The Future: Carnegie?
A few months ago, the Kickstarter campaign launched for the upcoming strategy game Carnegie, by Quined Games. One thing about the campaign was particularly exciting: a digital version of the game was also launching on BGA for anyone to try out before committing to making a purchase.
Many, many other games have done this in Tabletop Simulator and/or Tabletopia; in fact, Carnegie also released a demo in Tabletop Simulator alongside the Kickstarter campaign. But Carnegie is the only game I’m aware of—certainly of this stature, since the campaign raised more than $500,000 USD—that released a demo on BGA.
I really believe this is the future. The cost of building a demo like this, according to sources including Sinister Fish Games, which has Villagers and Streets coming to BGA soon, is roughly $5,000 – $10,000 USD, depending on the design elements required to build the game on BGA’s platform. I look at this as a solid investment opportunity for developers to create goodwill in the community and use their BGA versions of games as a chance to market the potential to buyers on the fence.
Even better, following Carnegie on BGA allowed for players to track changes made to some of the rules; the game also has a solo component, so you could play dozens of games if you wanted to really get a feel for the turn mechanisms in an environment where an overseer (the interface) ensured you got the rules right while taking turns.
I’m frankly shocked that more publishers are not investing in this upfront; spending $100 or more on a game I’ve never played before is really getting tough to justify in a market where 5,000 or more games are released every year. How do you stand out? Put the prototype in the hands of the players to let them decide what fits best.
Bravo, Board Game Arena!
So let’s give credit where credit is due. BGA has absolutely crushed 2021. Spending $24 for a Premium membership is one of the best, if not THE best, investments I made this year in the hobby. Please throw some money their way; the site is an incredible option right now for those who are not able to game in person.

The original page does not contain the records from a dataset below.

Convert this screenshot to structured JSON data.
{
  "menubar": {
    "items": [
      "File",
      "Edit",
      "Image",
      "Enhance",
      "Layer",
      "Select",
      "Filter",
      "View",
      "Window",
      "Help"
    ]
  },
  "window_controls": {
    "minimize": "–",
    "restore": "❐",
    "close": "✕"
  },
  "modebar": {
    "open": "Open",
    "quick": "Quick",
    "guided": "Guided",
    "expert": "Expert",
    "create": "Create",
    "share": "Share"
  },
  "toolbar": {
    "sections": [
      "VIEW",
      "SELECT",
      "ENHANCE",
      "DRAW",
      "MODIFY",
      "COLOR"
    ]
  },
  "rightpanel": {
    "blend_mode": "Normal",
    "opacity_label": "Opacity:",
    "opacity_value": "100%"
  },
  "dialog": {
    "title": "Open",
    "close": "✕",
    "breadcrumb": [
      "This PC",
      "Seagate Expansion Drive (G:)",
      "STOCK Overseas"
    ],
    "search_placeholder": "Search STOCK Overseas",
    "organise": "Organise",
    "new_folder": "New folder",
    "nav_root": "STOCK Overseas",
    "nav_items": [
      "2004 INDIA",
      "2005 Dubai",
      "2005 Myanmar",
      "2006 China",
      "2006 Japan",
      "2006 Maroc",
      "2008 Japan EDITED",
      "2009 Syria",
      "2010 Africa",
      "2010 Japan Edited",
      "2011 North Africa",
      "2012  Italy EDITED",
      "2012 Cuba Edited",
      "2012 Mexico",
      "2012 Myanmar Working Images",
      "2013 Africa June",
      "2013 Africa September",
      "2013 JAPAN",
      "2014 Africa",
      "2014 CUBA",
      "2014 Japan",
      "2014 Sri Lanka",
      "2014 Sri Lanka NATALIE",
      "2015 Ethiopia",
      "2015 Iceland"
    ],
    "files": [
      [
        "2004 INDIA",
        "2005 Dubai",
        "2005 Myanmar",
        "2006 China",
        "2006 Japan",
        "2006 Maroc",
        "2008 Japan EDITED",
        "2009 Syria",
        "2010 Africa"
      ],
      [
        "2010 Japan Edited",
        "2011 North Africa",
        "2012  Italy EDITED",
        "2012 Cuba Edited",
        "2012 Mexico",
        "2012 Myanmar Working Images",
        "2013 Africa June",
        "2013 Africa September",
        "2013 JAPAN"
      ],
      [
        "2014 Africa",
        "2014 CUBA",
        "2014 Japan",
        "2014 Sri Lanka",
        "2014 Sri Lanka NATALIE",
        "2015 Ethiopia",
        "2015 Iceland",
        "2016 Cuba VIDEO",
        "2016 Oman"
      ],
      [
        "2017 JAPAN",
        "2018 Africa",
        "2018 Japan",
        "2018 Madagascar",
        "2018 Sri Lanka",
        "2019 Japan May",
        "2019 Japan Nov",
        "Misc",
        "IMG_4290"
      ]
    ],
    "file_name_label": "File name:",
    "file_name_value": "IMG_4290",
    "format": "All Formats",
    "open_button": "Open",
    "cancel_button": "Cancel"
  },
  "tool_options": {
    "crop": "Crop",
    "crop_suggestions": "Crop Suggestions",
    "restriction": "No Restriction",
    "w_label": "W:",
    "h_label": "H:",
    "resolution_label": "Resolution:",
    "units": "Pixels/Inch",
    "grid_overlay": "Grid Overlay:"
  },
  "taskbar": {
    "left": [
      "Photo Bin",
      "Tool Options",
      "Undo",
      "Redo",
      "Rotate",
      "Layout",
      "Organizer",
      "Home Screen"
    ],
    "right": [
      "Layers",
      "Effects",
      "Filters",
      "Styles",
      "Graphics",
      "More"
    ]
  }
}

And, who knows what other games are coming soon? Here’s to hoping your investment continues to grow the BGA content library with more incredible experiences.